The first Raid the Rock Adventure Race back in 2001 started with a bike ride up a parking deck in downtown Little Rock and ended with a rappel out of the tower at the old YMCA on Broadway. In between there was a hike up and over Pinnacle Mountain, a long mountain biking section that took us on only a little bit of dirt in Allsopp Park and on the west end of Walton Heights. It was a fairly urban race. Over the years, as course designers tried different venues including out in the Ouachita Mountains near Lake Sylvia and routes that sometimes went almost to Conway, the race occasionally lost it’s urban feel.
This year they put the urban back into the race on a course that would cover all compass points in Little Rock with a start and finish in North Little Rock. In previous years, the event has hosted two races, a sprint and a longer 7-10 hour version. This year all racers signed up for the longer version and the sprint was cancelled. The races prepared for a 6 am start at the boathouse under the I-30 bridge in North Little Rock. After receiving some last minute instructions and their first look at the course coordinates and maps, race director Traci Berry started them off.

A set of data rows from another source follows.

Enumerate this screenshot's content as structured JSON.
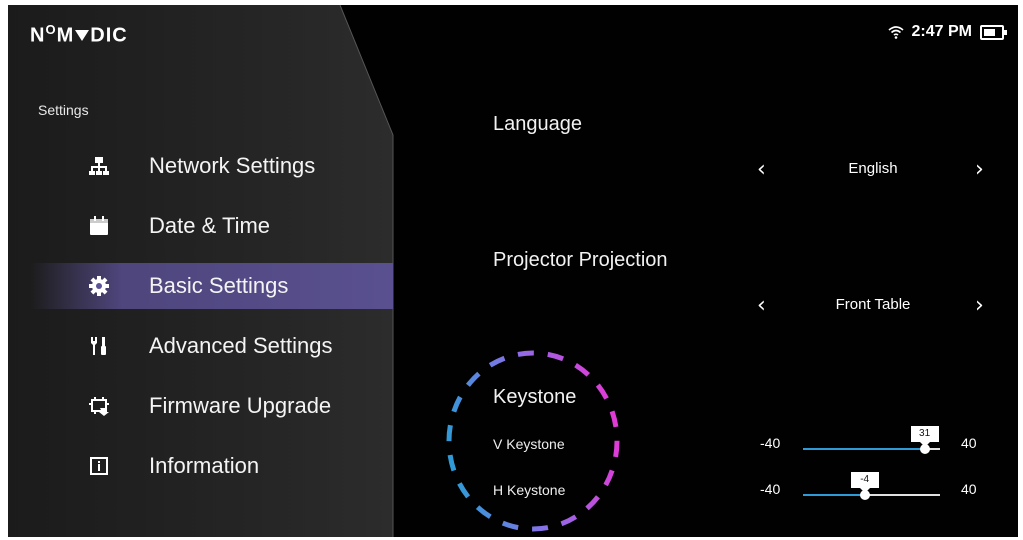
{
  "header": {
    "logo": "NOMVDIC",
    "time": "2:47 PM"
  },
  "sidebar": {
    "section_title": "Settings",
    "items": [
      {
        "label": "Network Settings",
        "icon": "network-icon"
      },
      {
        "label": "Date & Time",
        "icon": "calendar-icon"
      },
      {
        "label": "Basic Settings",
        "icon": "gear-icon",
        "active": true
      },
      {
        "label": "Advanced Settings",
        "icon": "tools-icon"
      },
      {
        "label": "Firmware Upgrade",
        "icon": "firmware-icon"
      },
      {
        "label": "Information",
        "icon": "info-icon"
      }
    ]
  },
  "main": {
    "language": {
      "title": "Language",
      "value": "English"
    },
    "projection": {
      "title": "Projector Projection",
      "value": "Front Table"
    },
    "keystone": {
      "title": "Keystone",
      "v": {
        "label": "V Keystone",
        "min": "-40",
        "max": "40",
        "value": "31"
      },
      "h": {
        "label": "H Keystone",
        "min": "-40",
        "max": "40",
        "value": "-4"
      }
    }
  },
  "colors": {
    "active_bg": "#5c5296",
    "slider_fill": "#2f9bd6",
    "ring_start": "#2f9bd6",
    "ring_end": "#e23ad6"
  }
}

A quick hustle from the starting line and into the parking lot and everything suddenly stops. Adventure races consist of a lot of thinking and planning and plotting. All of the coordinates would have to be properly plotted on the maps and decisions would be made about the best direction to go. Various strategies include plotting just the first few points and going after them, plotting the rest on the go or, plotting all of them first for a better view of the overall objectives. Most teams plotted away, the darkness only broken by the headlamps.
Once they were ready to go, teams (there were mostly three person teams with a couple of two person teams and one solo racer) headed out on course, first they had to pick up a few checkpoints in the vicinity of the start followed by a 6 or 7 mile trek to Gillam Park in southeast Little Rock. Once there they checked in with course designer, Jed Davis who clocked their time and gave them one hour to get as many of the four checkpoints in the woods as possible before having to check back in. Then it was down to the waters edge at Fourche Creek to get their boats.

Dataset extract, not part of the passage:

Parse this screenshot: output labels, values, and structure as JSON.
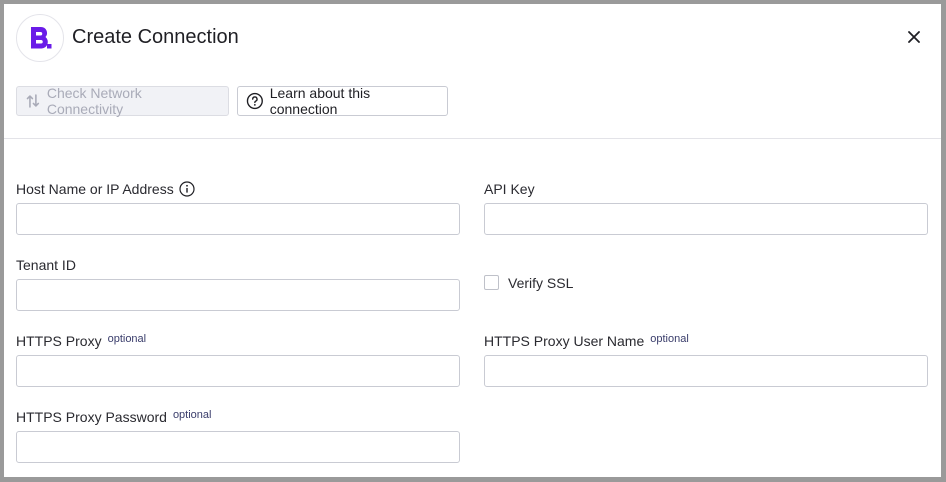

Fourche Creek is one of the hidden gems of Little Rock, a wetlands area that most of the creeks in Little Rock feed into. The area is getting a lot of love from the local canoe and kayak community with scheduled clean ups but it could use more help. It is a beautiful waterway filled with cypress trees, wildflowers and many bird and animal species. As the racers launched into the water the sun was just coming up providing one of the most beautiful scenes of the day. A wonderful thing about this race is that the participants get to enjoy parts of the city that most don’t know exist. They are lucky folks.

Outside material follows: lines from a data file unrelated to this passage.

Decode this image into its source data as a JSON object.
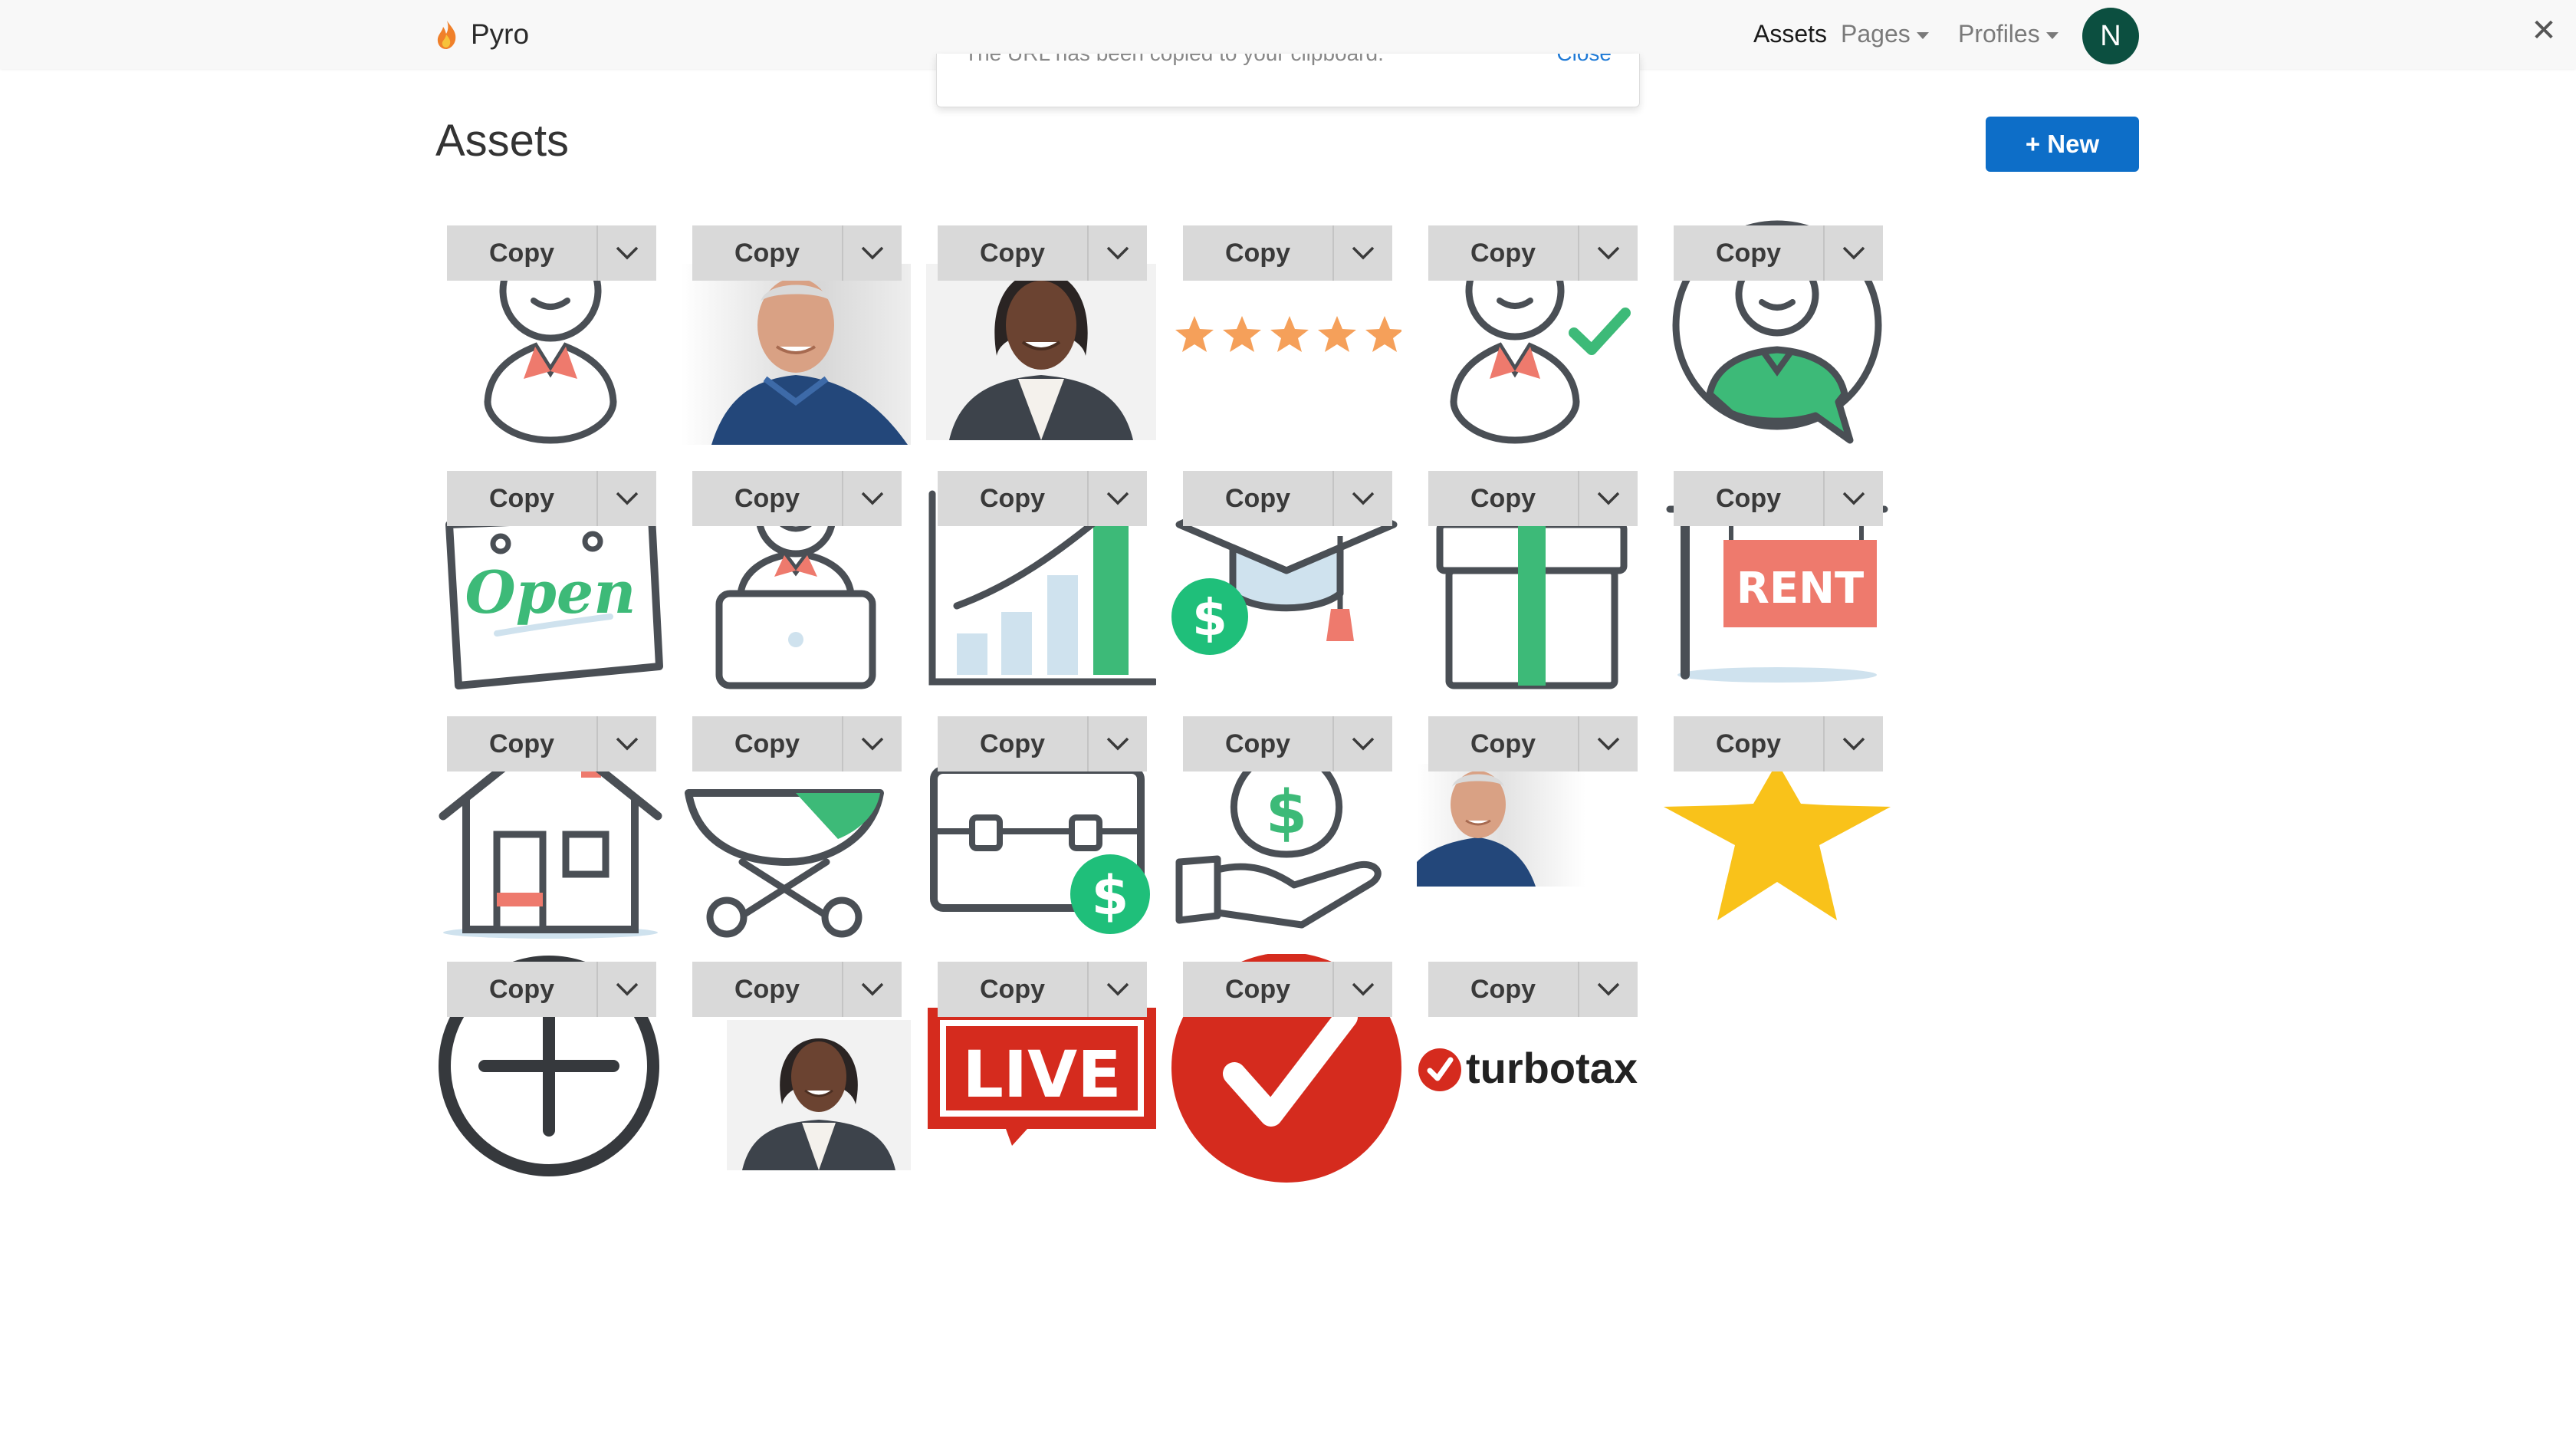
{
  "navbar": {
    "brand": "Pyro",
    "links": [
      {
        "label": "Assets"
      },
      {
        "label": "Pages"
      },
      {
        "label": "Profiles"
      }
    ],
    "avatar_initial": "N",
    "close_glyph": "✕"
  },
  "toast": {
    "message": "The URL has been copied to your clipboard.",
    "close_label": "Close"
  },
  "page": {
    "title": "Assets",
    "new_button": "+ New"
  },
  "asset_actions": {
    "copy_label": "Copy"
  },
  "assets": [
    {
      "icon": "person-outline-icon"
    },
    {
      "icon": "man-photo"
    },
    {
      "icon": "woman-photo"
    },
    {
      "icon": "five-stars-icon"
    },
    {
      "icon": "person-checkmark-icon"
    },
    {
      "icon": "person-circle-chat-icon"
    },
    {
      "icon": "open-sign-icon"
    },
    {
      "icon": "person-laptop-icon"
    },
    {
      "icon": "growth-bar-chart-icon"
    },
    {
      "icon": "graduation-cap-dollar-icon"
    },
    {
      "icon": "gift-box-icon"
    },
    {
      "icon": "rent-sign-icon"
    },
    {
      "icon": "house-icon"
    },
    {
      "icon": "stroller-icon"
    },
    {
      "icon": "briefcase-dollar-icon"
    },
    {
      "icon": "hand-money-bag-icon"
    },
    {
      "icon": "man-photo-small"
    },
    {
      "icon": "gold-star-icon"
    },
    {
      "icon": "plus-circle-icon"
    },
    {
      "icon": "woman-photo-small"
    },
    {
      "icon": "live-badge-icon"
    },
    {
      "icon": "red-checkmark-circle-icon"
    },
    {
      "icon": "turbotax-logo",
      "logo_text": "turbotax"
    }
  ],
  "colors": {
    "primary": "#0d6ec8",
    "avatar": "#0c4f40",
    "icon_stroke": "#4a4f55",
    "accent_green": "#3dba78",
    "accent_coral": "#ee7a6d",
    "star_orange": "#f5a05a",
    "star_gold": "#f9c21a",
    "brand_red": "#d52b1e"
  }
}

The canoe portion was relatively short, going up river past Interstate Park to get a checkpoint and then coming back to the park to transition to the bikes. Next up would be the long road ride west. Racers were treated with a short ride through a newly renovated trail section in Boyle Park, then it was back to the road for the trip to the next challenge.
(sorry, no photos beyond Boyle Park)
Racers then headed for the Little Rock Climbing Center on Colonel Glen in west Little Rock where each member had to climb on route before moving on. It’s an urban race so an indoor climbing center is appropriate. Back on the bikes, the teams made there way to Ozark Outdoor Supply in the Heights where one team member had to eat a cricket. It’s not as bad as you might think unless of course you get a leg stuck in your teeth. Again, on the bikes, they made their way down to War Memorial Stadium (I’m glad to see it can still be used for something, snark) and then through Hillcrest and another short mountain biking section in Allsopp Park. They picked up the Arkansas River Trail and headed to the Clinton Library Bridge where they crossed and found themselves at the finish line.
This is still a great race and one that, I hope, continues. We could use more adventure races in the state along with orienteering courses for practicing. If you ever have a chance to do one, I highly recommend it. Few things are more empowering than completing your first adventure race.
We will post the results as soon as they are posted. More photos will be available today on our Facebook Page. Follow the Raid the Rock Facebook Page to keep up with next year’s event and other fun along the way.